The report authors say the Fed, the central bank of the United States, can help reverse wage stagnation and narrow gender and racial wage gaps through its monetary policy.
Most Americans have faced wage stagnation over the last 35 years, despite there being a 64.9 percent growth in productivity during this time, according to the report. Wage growth also remained sluggish last month, with average hourly earnings increasing only 2 percent in June from one year ago.
A move by the Fed to slow the economy with an interest rate hike before "genuine full employment" is achieved will "hamper the ability of workers' wages to rise," the authors wrote.

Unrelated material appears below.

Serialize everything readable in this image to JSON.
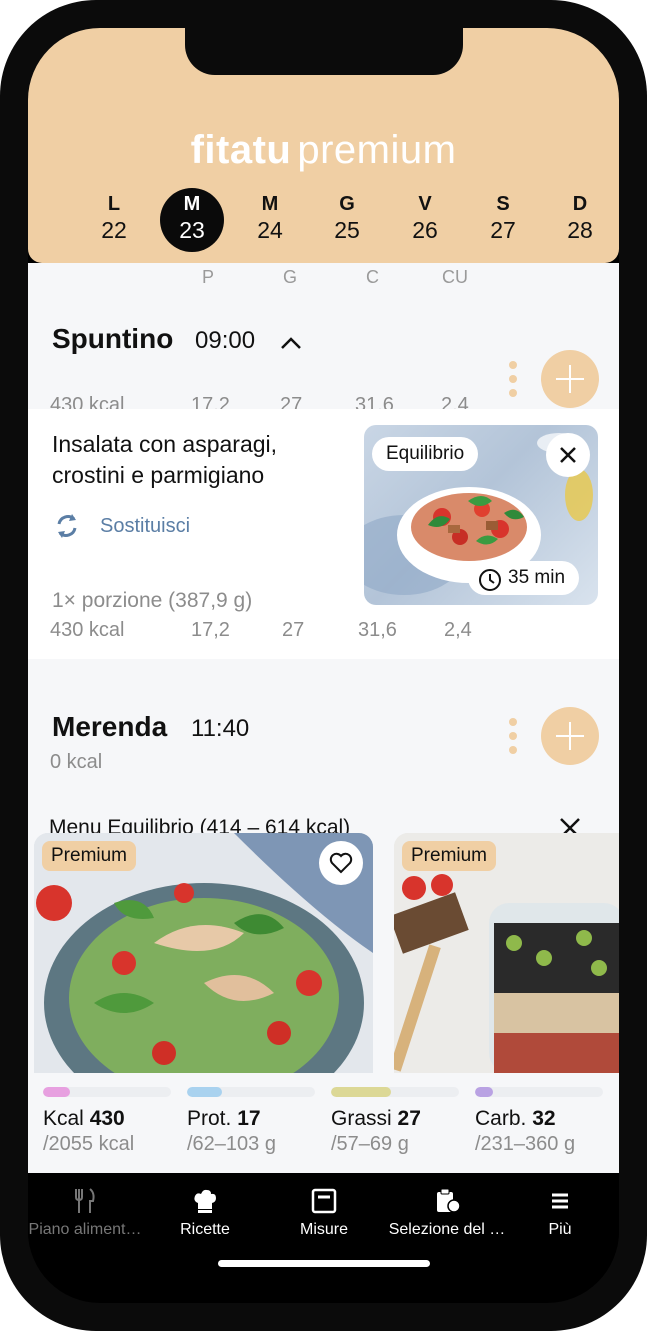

Experts from the Economic Policy Institute (EPI) argue that the U.S. economy could well afford a federal minimum wage increase to $12 an hour by 2020 -- a proposal that could impact nearly 38 million workers.
EPI researchers make their case for a $12 minimum wage in a report released Thursday, the same day the new "Raise the Wage Act" was introduced to Congress by U.S. Sen. Patty Murray (D-Washington) and U.S. Rep. Bobby Scott (D-VA,3).
Under the Raise the Wage Act, the federal hourly minimum wage would go up gradually from the current figure of $7.25 to $12 by 2020. Raise the Wage Act proponents are taking to social media Thursday afternoon for a "Twitterstorm" using the hashtags #RaiseTheWage, #12by2020 and #1FairWage.
"If you go to work and work hard for 40 hours a week, you should not be living in poverty in America," said U.S. Dick Durbin (D-Illinois), who joined Murray and Scott in introducing the bill. "The Raise the Wage Act will increase wages for 38 million workers -- more than one in four -- and lift millions out of poverty. In Illinois alone, 1.6 million workers -- 28 percent of the state's workforce -- will see an average increase in wages of $3,200 a year. That helps families get off government support programs and give them more money to spend and put back into our economy."
Illinois gas station owners and representatives from Americans for Prosperity, the Illinois Petroleum Marketers Association and the Illinois Association of Convenience Stores slammed the idea of hiking the motor fuel tax at a Thursday press conference.
The following was written by Brenna Conway, the Illinois Director for the Roosevelt Institute -- Campus Network.
On the campaign trail, Governor Bruce Rauner shared very little about how he would tackle Illinois' extreme budget crisis. His messaging told us there was a plan, that the focus would be improving the business climate of our state and resolving our overwhelming pension problem, but not how we'd achieve these goals. As we finish up his first month on the job we now have a glimpse into both that plan and his style as a chief executive. The question is, are these things that young people in Illinois can support?
It's clear that the governor has a laser-like focus on our state's fiscal problems, and with a "credible debt projection of over $9 billion for fiscal year 2016," such a focus is vitally important to getting us back on track. But his tactics thus far do not reflect they way that young people in Illinois are hoping to solve our state's problems.
EPI research associate Thomas Palley wrote the report, which also serves as a primer on the how the Federal Reserve, or the Fed, works and offers a blueprint on how to make monetary policy more "job- and wage-friendly."
Over the three decades prior to the Great Recession, Palley says the Fed, the central bank of the United States, "consistently took care of Wall Street first while not caring much about Main Street."
"Since the Great Recession, there has been some shift toward helping ordinary Americans, but even more is needed, and we fervently hope that [Fed] Chair [Janet] Yellen sees this," said Palley, who also serves as AFL-CIO's senior economic policy adviser.